Due to frustrations with the band’s lack of popularity, as well as difference in opinion between Reed’s taste for more pop-oriented songs and his own penchant for more experimental songs, Cale left the group in 1968 before the recording of the band’s self-titled third album, on which he was replaced by Doug Yule. This album represented a huge shift from White Light/White Heat as songs like “Candy Says’ and “Pale Blue Eyes” showing a more subdued and muted sound than their previous albums as Reed became a more confessional songwriter.
Much of the VU’s 1969 was spent on the road, as documented on the excellent 1969: The Velvet Underground Live, and they followed that up by recording a whole new batch of material. Unfortunately, record label issues prevented the release of the album and the songs eventually found their way to VU compilations and Lou Reed solo albums.

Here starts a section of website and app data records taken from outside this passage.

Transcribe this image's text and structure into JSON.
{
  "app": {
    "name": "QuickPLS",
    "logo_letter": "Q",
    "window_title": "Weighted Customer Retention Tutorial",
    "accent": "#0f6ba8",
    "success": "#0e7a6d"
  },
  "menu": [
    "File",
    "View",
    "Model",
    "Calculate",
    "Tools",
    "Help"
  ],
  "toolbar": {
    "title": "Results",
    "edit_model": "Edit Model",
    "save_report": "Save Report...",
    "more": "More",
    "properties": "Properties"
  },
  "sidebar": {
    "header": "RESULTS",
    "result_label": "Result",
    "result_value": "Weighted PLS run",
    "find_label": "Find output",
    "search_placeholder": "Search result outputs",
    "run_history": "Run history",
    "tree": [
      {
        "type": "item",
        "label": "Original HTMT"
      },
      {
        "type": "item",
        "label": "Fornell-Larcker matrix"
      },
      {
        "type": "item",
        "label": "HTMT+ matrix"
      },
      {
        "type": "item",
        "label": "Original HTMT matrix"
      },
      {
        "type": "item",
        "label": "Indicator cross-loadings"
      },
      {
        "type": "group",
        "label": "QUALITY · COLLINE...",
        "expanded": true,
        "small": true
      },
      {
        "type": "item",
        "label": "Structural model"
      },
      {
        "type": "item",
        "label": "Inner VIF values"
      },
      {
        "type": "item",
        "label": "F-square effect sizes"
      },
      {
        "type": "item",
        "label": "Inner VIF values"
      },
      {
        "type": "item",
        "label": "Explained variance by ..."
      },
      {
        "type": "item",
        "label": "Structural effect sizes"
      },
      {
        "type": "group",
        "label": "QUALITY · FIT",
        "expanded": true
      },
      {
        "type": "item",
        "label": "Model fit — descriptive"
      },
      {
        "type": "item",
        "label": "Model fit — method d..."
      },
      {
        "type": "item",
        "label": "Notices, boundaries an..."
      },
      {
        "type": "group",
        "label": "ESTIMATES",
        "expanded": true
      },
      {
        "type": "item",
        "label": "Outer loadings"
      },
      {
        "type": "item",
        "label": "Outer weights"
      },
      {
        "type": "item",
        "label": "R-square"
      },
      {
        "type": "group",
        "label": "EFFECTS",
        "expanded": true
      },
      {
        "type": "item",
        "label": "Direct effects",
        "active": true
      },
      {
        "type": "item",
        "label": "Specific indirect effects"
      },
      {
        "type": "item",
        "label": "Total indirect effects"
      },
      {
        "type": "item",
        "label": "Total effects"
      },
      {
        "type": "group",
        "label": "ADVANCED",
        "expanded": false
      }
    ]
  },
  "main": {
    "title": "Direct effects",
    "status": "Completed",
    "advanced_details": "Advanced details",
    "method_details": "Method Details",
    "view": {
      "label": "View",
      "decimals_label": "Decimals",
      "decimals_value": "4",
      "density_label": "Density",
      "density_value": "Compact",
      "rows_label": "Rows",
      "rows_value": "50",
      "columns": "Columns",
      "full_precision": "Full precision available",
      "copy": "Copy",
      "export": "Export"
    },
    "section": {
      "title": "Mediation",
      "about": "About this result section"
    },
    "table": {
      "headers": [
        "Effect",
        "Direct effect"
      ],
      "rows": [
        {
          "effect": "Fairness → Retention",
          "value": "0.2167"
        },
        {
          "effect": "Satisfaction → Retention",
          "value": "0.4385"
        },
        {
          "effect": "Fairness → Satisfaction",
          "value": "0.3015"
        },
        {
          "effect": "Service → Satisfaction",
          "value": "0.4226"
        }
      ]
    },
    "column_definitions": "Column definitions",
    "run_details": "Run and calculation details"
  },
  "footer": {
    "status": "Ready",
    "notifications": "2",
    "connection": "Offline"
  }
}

That unreleased album did represent a transition from the band’s self-titled record and their 1970 album Loaded, which featured some great pop-rock songs like the hit “Sweet Jane.” However, this album would mark the end of the Velvet Underground as most people know it since Reed left the band before its release. He had been disillusioned with increasing pressures from the band’s manager and Yule’s increasing control over the band. Tucker and Morrison would eventually join Reed, leaving Yule as the one leading the group. He would release an album under the VU moniker, entitled Squeeze, that he recorded himself in 1973, but it was quickly forgotten.

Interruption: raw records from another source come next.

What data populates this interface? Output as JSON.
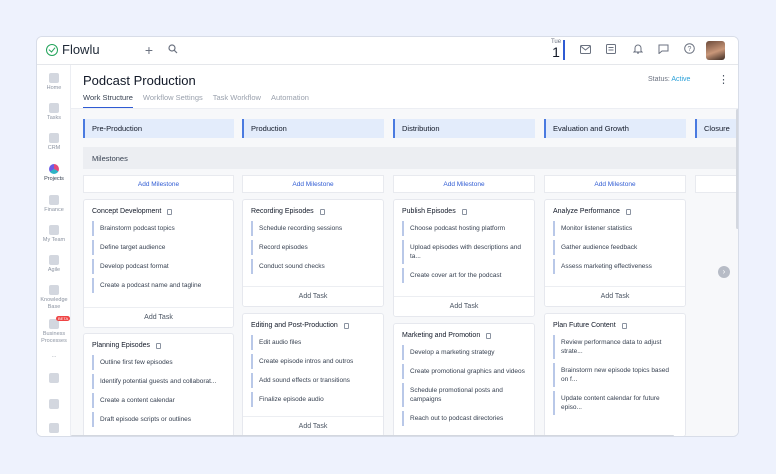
{
  "app": {
    "name": "Flowlu"
  },
  "topbar": {
    "date_dow": "Tue",
    "date_day": "1"
  },
  "sidebar": {
    "items": [
      {
        "label": "Home"
      },
      {
        "label": "Tasks"
      },
      {
        "label": "CRM"
      },
      {
        "label": "Projects"
      },
      {
        "label": "Finance"
      },
      {
        "label": "My Team"
      },
      {
        "label": "Agile"
      },
      {
        "label": "Knowledge Base"
      },
      {
        "label": "Business Processes"
      }
    ],
    "beta_badge": "BETA",
    "more": "..."
  },
  "project": {
    "title": "Podcast Production",
    "status_label": "Status:",
    "status_value": "Active"
  },
  "tabs": [
    {
      "label": "Work Structure"
    },
    {
      "label": "Workflow Settings"
    },
    {
      "label": "Task Workflow"
    },
    {
      "label": "Automation"
    }
  ],
  "stages": [
    {
      "label": "Pre-Production"
    },
    {
      "label": "Production"
    },
    {
      "label": "Distribution"
    },
    {
      "label": "Evaluation and Growth"
    },
    {
      "label": "Closure"
    }
  ],
  "milestones": {
    "label": "Milestones",
    "add_label": "Add Milestone"
  },
  "add_task_label": "Add Task",
  "columns": [
    {
      "cards": [
        {
          "title": "Concept Development",
          "tasks": [
            "Brainstorm podcast topics",
            "Define target audience",
            "Develop podcast format",
            "Create a podcast name and tagline"
          ]
        },
        {
          "title": "Planning Episodes",
          "tasks": [
            "Outline first few episodes",
            "Identify potential guests and collaborat...",
            "Create a content calendar",
            "Draft episode scripts or outlines"
          ]
        }
      ]
    },
    {
      "cards": [
        {
          "title": "Recording Episodes",
          "tasks": [
            "Schedule recording sessions",
            "Record episodes",
            "Conduct sound checks"
          ]
        },
        {
          "title": "Editing and Post-Production",
          "tasks": [
            "Edit audio files",
            "Create episode intros and outros",
            "Add sound effects or transitions",
            "Finalize episode audio"
          ]
        }
      ]
    },
    {
      "cards": [
        {
          "title": "Publish Episodes",
          "tasks": [
            "Choose podcast hosting platform",
            "Upload episodes with descriptions and ta...",
            "Create cover art for the podcast"
          ]
        },
        {
          "title": "Marketing and Promotion",
          "tasks": [
            "Develop a marketing strategy",
            "Create promotional graphics and videos",
            "Schedule promotional posts and campaigns",
            "Reach out to podcast directories"
          ]
        }
      ]
    },
    {
      "cards": [
        {
          "title": "Analyze Performance",
          "tasks": [
            "Monitor listener statistics",
            "Gather audience feedback",
            "Assess marketing effectiveness"
          ]
        },
        {
          "title": "Plan Future Content",
          "tasks": [
            "Review performance data to adjust strate...",
            "Brainstorm new episode topics based on f...",
            "Update content calendar for future episo..."
          ]
        }
      ]
    }
  ],
  "scroll_right": "›"
}
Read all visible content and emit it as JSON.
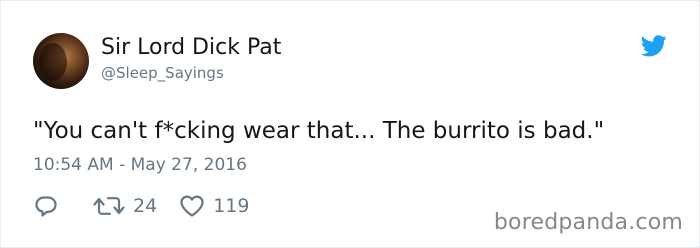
{
  "tweet": {
    "author": {
      "display_name": "Sir Lord Dick Pat",
      "handle": "@Sleep_Sayings"
    },
    "text": "\"You can't f*cking wear that... The burrito is bad.\"",
    "timestamp": "10:54 AM - May 27, 2016",
    "actions": {
      "reply_icon": "reply-icon",
      "retweet_icon": "retweet-icon",
      "retweet_count": "24",
      "like_icon": "heart-icon",
      "like_count": "119"
    },
    "brand_icon": "twitter-bird-icon"
  },
  "watermark": "boredpanda.com",
  "colors": {
    "text": "#14171a",
    "secondary": "#657786",
    "twitter_blue": "#1da1f2",
    "watermark": "#888888"
  }
}
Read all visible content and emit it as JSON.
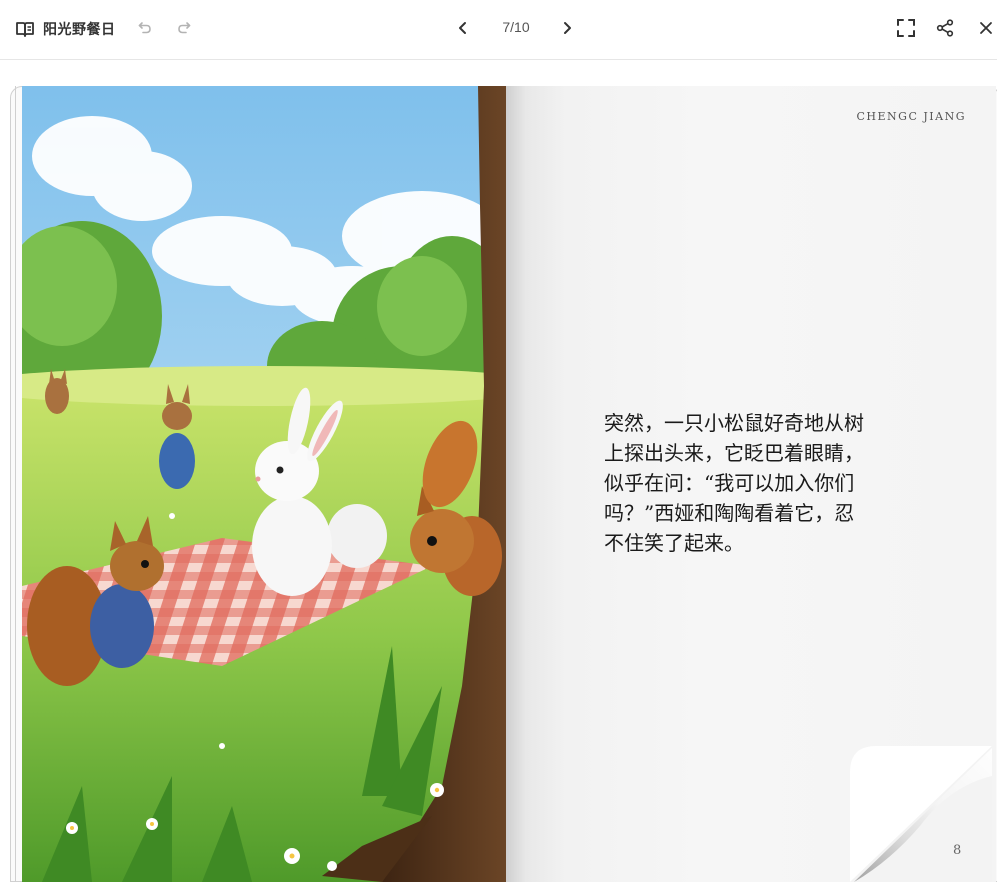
{
  "app": {
    "title": "阳光野餐日",
    "page_indicator": "7/10"
  },
  "icons": {
    "book": "book-open-icon",
    "undo": "undo-icon",
    "redo": "redo-icon",
    "prev": "chevron-left-icon",
    "next": "chevron-right-icon",
    "fullscreen": "fullscreen-icon",
    "share": "share-icon",
    "close": "close-icon"
  },
  "page": {
    "author": "CHENGC JIANG",
    "lines": [
      "突然，一只小松鼠好奇地从树",
      "上探出头来，它眨巴着眼睛，",
      "似乎在问：“我可以加入你们",
      "吗？”西娅和陶陶看着它，忍",
      "不住笑了起来。"
    ],
    "number": "8"
  },
  "colors": {
    "accent": "#333333",
    "disabled": "#b3b3b3"
  }
}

In the years following, the band’s reputation would grow by leaps and bounds as Cale and Reed had successful solo careers, while artists like David Bowie professed their love for the band. In 1985 the outtakes compilation VU was released, showcasing some of the songs that were to be part of that unreleased fourth album.

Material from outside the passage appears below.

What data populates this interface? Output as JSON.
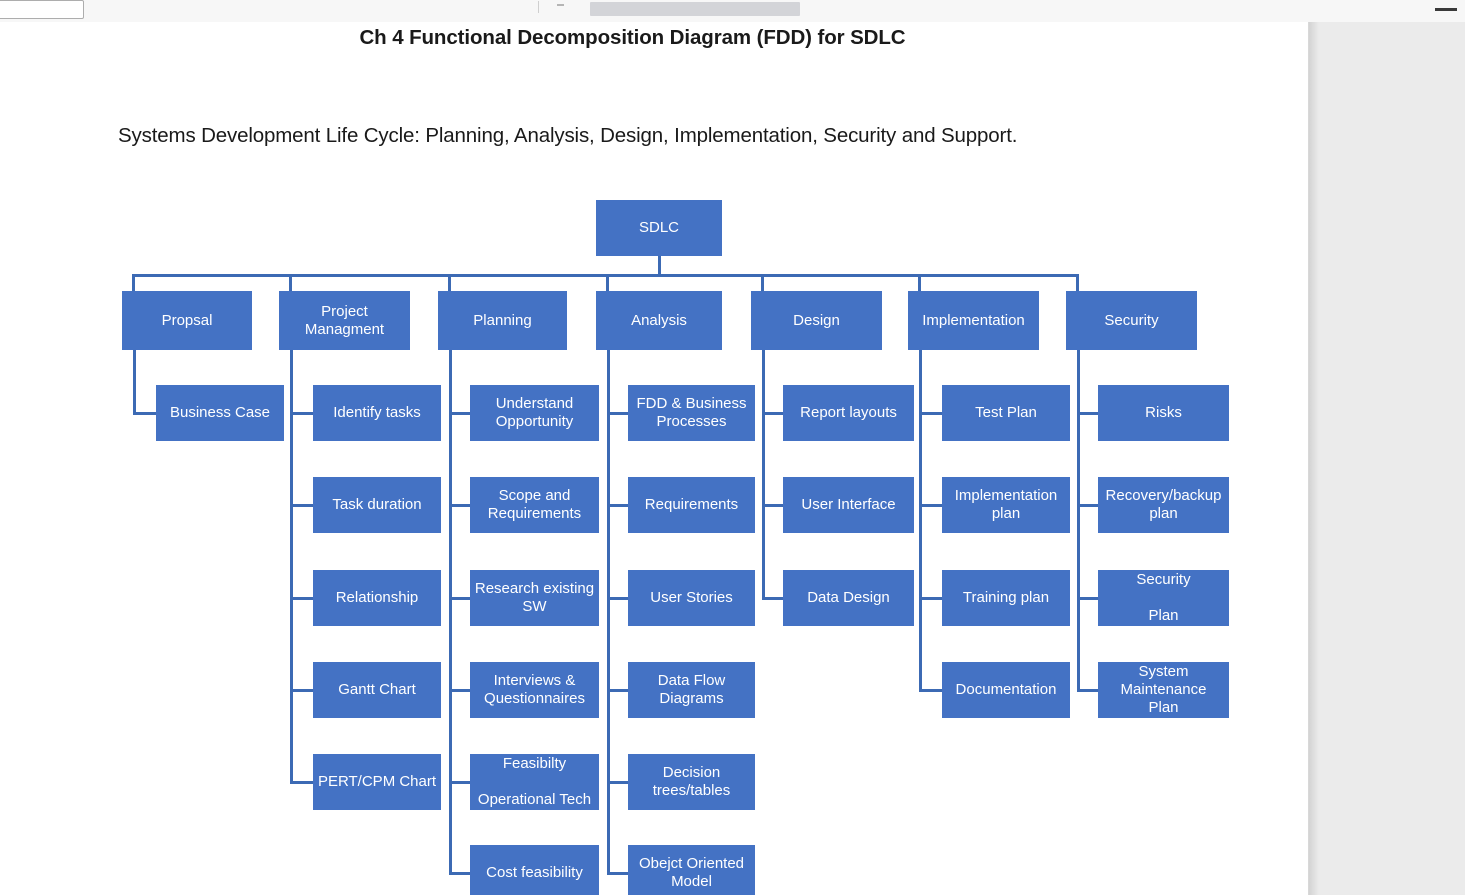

Cale and Reed teamed up five years later for the first time in two decades for the album Songs for Drella, dedicated to the late Andy Warhol. This would help pave the way for a proper VU reunion which occurred in 1993. Tucker and Morrison would join Reed and Cale on a European tour, but unfortunately Cale and Reed would have another falling out, ending the reunion before the band played any US dates.
Sadly, Sterling Morrison would die in 1995 of lymphoma, effectively ending any possibility that the group’s main lineup would ever fully reunite. Tucker, Cale and Reed would join up for the band’s 1996 induction into the Rock and Roll Hall of Fame and that would be the band’s last ever performance. That hasn’t kept the band’s reputation from growing consistently over the years, as more and more people have found the band; solidifying The Velvet Underground’s legacy.
Why The Velvet Underground Was Selected:
Brian Eno once said that while The Velvet Underground’s albums didn’t sell many copies when they were initially released, nearly all of the people who were fortunate enough to hear them started their own bands. I can’t think of too many better ways to estimate a band’s importance than something like that. The Velvet Underground proved that one needn’t be a rock star to make a great album; with their gritty production, polarizing songs and arty appeal, the VU found a new way to make a mark in the music business, even if the results weren’t immediately apparent.
Through the leadership of two rock and roll visionaries, the Velvet Underground’s four main studio albums singlehandedly paved the way for punk rock while creating a sound that hadn’t been heard before. The Velvets may not have had the popularity of the other rock bands of the time, but time has a way of being kind to genius; now the band is as highly regarded as any in the history of rock and their importance and influence cannot possibly be overstated. When listing the best and most important rock bands of all-time, The Velvet Underground’s work proves that they deserve to be on the list with anybody else.